Pictures are to be dropped. Everything else in the listing gets copied exactly.
+++
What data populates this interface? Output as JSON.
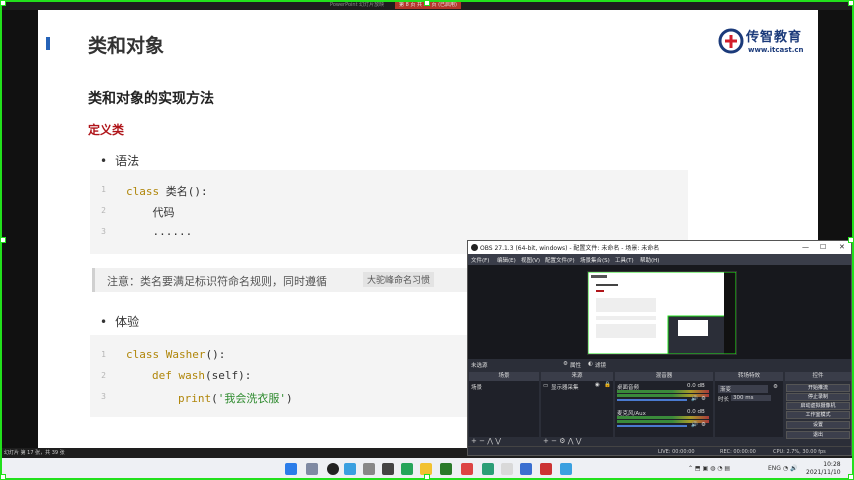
{
  "ppt": {
    "window_title": "PowerPoint 幻灯片放映",
    "active_tab": "第 8 页 共 39 页 (已启用)",
    "status": "幻灯片 第 17 张，共 39 张"
  },
  "slide": {
    "title": "类和对象",
    "logo_main": "传智教育",
    "logo_url": "www.itcast.cn",
    "heading": "类和对象的实现方法",
    "subheading": "定义类",
    "bullet_syntax": "语法",
    "code1": {
      "lines": [
        {
          "num": "1",
          "kw": "class ",
          "rest": "类名():"
        },
        {
          "num": "2",
          "kw": "",
          "rest": "    代码"
        },
        {
          "num": "3",
          "kw": "",
          "rest": "    ......"
        }
      ]
    },
    "note_text": "注意：类名要满足标识符命名规则，同时遵循",
    "note_tag": "大驼峰命名习惯",
    "bullet_experience": "体验",
    "code2": {
      "line1_num": "1",
      "line1_kw": "class ",
      "line1_name": "Washer",
      "line1_rest": "():",
      "line2_num": "2",
      "line2_kw": "def ",
      "line2_name": "wash",
      "line2_rest": "(self):",
      "line3_num": "3",
      "line3_fn": "print",
      "line3_open": "(",
      "line3_str": "'我会洗衣服'",
      "line3_close": ")"
    }
  },
  "obs": {
    "title": "OBS 27.1.3 (64-bit, windows) - 配置文件: 未命名 - 场景: 未命名",
    "menu": [
      "文件(F)",
      "编辑(E)",
      "视图(V)",
      "配置文件(P)",
      "场景集合(S)",
      "工具(T)",
      "帮助(H)"
    ],
    "toolbar_source": "未选源",
    "toolbar_props": "属性",
    "toolbar_filters": "滤镜",
    "docks": {
      "scenes": "场景",
      "sources": "来源",
      "mixer": "混音器",
      "transitions": "转场特效",
      "controls": "控件"
    },
    "scene_item": "场景",
    "source_item": "显示器采集",
    "mixer_track1": "桌面音频",
    "mixer_track1_db": "0.0 dB",
    "mixer_track2": "麦克风/Aux",
    "mixer_track2_db": "0.0 dB",
    "transition_type": "渐变",
    "duration_label": "时长",
    "duration_value": "300 ms",
    "buttons": [
      "开始推流",
      "停止录制",
      "启动虚拟摄像机",
      "工作室模式",
      "设置",
      "退出"
    ],
    "status": {
      "live": "LIVE: 00:00:00",
      "rec": "REC: 00:00:00",
      "cpu": "CPU: 2.7%, 30.00 fps"
    }
  },
  "taskbar": {
    "time": "10:28",
    "date": "2021/11/10"
  },
  "colors": {
    "accent": "#2563b8",
    "heading_red": "#b0151a",
    "capture_green": "#22e01c",
    "code_keyword": "#b0860a",
    "code_string": "#2e8b2e"
  }
}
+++
▶ **ANSWER**:
What data populates this interface? Output as JSON.
{
  "ppt": {
    "window_title": "PowerPoint 幻灯片放映",
    "active_tab": "第 8 页 共 39 页 (已启用)",
    "status": "幻灯片 第 17 张，共 39 张"
  },
  "slide": {
    "title": "类和对象",
    "logo_main": "传智教育",
    "logo_url": "www.itcast.cn",
    "heading": "类和对象的实现方法",
    "subheading": "定义类",
    "bullet_syntax": "语法",
    "code1": {
      "lines": [
        {
          "num": "1",
          "kw": "class ",
          "rest": "类名():"
        },
        {
          "num": "2",
          "kw": "",
          "rest": "    代码"
        },
        {
          "num": "3",
          "kw": "",
          "rest": "    ......"
        }
      ]
    },
    "note_text": "注意：类名要满足标识符命名规则，同时遵循",
    "note_tag": "大驼峰命名习惯",
    "bullet_experience": "体验",
    "code2": {
      "line1_num": "1",
      "line1_kw": "class ",
      "line1_name": "Washer",
      "line1_rest": "():",
      "line2_num": "2",
      "line2_kw": "def ",
      "line2_name": "wash",
      "line2_rest": "(self):",
      "line3_num": "3",
      "line3_fn": "print",
      "line3_open": "(",
      "line3_str": "'我会洗衣服'",
      "line3_close": ")"
    }
  },
  "obs": {
    "title": "OBS 27.1.3 (64-bit, windows) - 配置文件: 未命名 - 场景: 未命名",
    "menu": [
      "文件(F)",
      "编辑(E)",
      "视图(V)",
      "配置文件(P)",
      "场景集合(S)",
      "工具(T)",
      "帮助(H)"
    ],
    "toolbar_source": "未选源",
    "toolbar_props": "属性",
    "toolbar_filters": "滤镜",
    "docks": {
      "scenes": "场景",
      "sources": "来源",
      "mixer": "混音器",
      "transitions": "转场特效",
      "controls": "控件"
    },
    "scene_item": "场景",
    "source_item": "显示器采集",
    "mixer_track1": "桌面音频",
    "mixer_track1_db": "0.0 dB",
    "mixer_track2": "麦克风/Aux",
    "mixer_track2_db": "0.0 dB",
    "transition_type": "渐变",
    "duration_label": "时长",
    "duration_value": "300 ms",
    "buttons": [
      "开始推流",
      "停止录制",
      "启动虚拟摄像机",
      "工作室模式",
      "设置",
      "退出"
    ],
    "status": {
      "live": "LIVE: 00:00:00",
      "rec": "REC: 00:00:00",
      "cpu": "CPU: 2.7%, 30.00 fps"
    }
  },
  "taskbar": {
    "time": "10:28",
    "date": "2021/11/10"
  },
  "colors": {
    "accent": "#2563b8",
    "heading_red": "#b0151a",
    "capture_green": "#22e01c",
    "code_keyword": "#b0860a",
    "code_string": "#2e8b2e"
  }
}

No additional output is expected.